NDP MP Marjolaine Boutin-Sweet also asked Morneau how he would have reacted if the Harper government, which invoked time allocation 100 times in the previous Parliament, had pulled the same move.
Morneau said that since 39 MPs have already spoken on the bill, it’s important to see it move to the next stage.
“We believe enough time has been provided and it’s time for the committee to consider these matters and to begin study,” Morneau said.
— NDP HoC - NPD CdC (@NDPHoC_NPDCdC) May 9, 2017
Conservative MP Ron Liepert took exception to the finance minister implying enough voices had been heard.
“I know this particular minister doesn’t seem to excel at math, so I’ll do a little math for him,” Liepert said. “He said 39 members have spoken on this particular bill. That means, when you subtract 39 from 338, that 299 members of this House have not had a chance to speak on this particular bill.”
As vice-chair of the finance committee, Liepert asked for a guarantee that the government would not bring closure to the group’s study of the bill as well.
Instead, Morneau challenged Liepert to a “math competition,” at a time of his choosing.
“And I would suggest that maybe we do more than addition and subtraction,” he said. “We might want to use even more complicated tactics than that.”
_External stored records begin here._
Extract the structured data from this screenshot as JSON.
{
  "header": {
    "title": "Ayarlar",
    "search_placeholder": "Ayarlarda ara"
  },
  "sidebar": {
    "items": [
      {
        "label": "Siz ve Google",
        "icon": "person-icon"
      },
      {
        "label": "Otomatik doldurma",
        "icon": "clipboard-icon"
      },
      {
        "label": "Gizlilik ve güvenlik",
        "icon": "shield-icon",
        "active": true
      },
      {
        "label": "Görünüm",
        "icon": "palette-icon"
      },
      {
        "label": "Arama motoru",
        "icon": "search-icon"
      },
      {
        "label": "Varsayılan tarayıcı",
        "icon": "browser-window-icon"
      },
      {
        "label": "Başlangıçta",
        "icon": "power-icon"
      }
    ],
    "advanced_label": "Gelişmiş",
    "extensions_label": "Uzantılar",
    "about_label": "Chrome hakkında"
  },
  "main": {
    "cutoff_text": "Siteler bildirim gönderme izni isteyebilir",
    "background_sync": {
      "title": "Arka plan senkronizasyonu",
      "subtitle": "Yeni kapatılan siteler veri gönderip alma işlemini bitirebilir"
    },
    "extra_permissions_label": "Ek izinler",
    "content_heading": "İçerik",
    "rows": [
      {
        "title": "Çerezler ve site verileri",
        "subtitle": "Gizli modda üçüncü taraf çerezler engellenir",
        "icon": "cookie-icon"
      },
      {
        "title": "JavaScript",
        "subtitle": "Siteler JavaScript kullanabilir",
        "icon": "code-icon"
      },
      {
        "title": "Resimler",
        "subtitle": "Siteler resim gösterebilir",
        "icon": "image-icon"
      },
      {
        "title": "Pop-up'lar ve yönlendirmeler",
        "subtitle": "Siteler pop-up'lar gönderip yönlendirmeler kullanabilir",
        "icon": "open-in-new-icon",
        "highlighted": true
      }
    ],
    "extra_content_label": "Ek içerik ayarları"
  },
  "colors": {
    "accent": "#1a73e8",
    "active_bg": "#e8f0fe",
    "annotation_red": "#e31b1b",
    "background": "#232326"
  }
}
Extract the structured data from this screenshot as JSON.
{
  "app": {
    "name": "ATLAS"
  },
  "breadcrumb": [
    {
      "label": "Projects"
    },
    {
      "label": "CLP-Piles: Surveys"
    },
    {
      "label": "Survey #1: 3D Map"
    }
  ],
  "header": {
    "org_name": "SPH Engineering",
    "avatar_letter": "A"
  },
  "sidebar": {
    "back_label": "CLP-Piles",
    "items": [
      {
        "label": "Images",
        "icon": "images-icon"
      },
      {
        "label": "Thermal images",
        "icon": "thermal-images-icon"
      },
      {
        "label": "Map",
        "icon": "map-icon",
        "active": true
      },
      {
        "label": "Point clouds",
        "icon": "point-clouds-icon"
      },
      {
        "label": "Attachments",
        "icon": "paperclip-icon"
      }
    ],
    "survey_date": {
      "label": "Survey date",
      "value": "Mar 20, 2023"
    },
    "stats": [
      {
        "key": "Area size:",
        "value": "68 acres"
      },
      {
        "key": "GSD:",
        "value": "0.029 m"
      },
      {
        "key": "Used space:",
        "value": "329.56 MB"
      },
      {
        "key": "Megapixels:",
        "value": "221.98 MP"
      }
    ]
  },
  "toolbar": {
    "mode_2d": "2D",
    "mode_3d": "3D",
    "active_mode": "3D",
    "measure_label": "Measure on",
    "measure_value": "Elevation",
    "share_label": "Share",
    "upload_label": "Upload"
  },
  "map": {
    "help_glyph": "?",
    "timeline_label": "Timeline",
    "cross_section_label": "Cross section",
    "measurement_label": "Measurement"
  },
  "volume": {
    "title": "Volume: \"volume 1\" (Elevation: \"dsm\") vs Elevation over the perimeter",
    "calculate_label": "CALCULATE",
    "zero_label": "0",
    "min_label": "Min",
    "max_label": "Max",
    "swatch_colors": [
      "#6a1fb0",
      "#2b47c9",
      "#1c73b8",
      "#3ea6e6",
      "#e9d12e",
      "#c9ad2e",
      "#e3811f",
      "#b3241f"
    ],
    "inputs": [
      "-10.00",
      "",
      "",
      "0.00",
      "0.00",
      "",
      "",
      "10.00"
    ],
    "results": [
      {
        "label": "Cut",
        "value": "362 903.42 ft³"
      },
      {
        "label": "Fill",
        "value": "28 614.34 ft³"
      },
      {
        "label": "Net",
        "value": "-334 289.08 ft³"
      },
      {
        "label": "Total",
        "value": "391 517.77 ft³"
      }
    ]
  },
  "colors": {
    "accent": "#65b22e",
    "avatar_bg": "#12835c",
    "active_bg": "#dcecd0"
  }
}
Morneau said he is not responsible for the work of the finance committee, so will not “dictate” the terms under which it works.
PBO unhappy with proposed changes
Parliamentary budget officer Jean-Denis Frechette blasted the proposed Liberal changes at a press conference last week, saying they would actually curtail his office’s independence.
Frechette said the most concerning proposals include new controls over the PBO by the House of Commons and Senate Speakers, limits on the office's freedom to initiate reports and restrictions on individual parliamentarians' ability to request estimates.
Liberals also used time allocation for last year’s budget bill, as well as for legislation on medically assisted death.
With files from The Canadian Press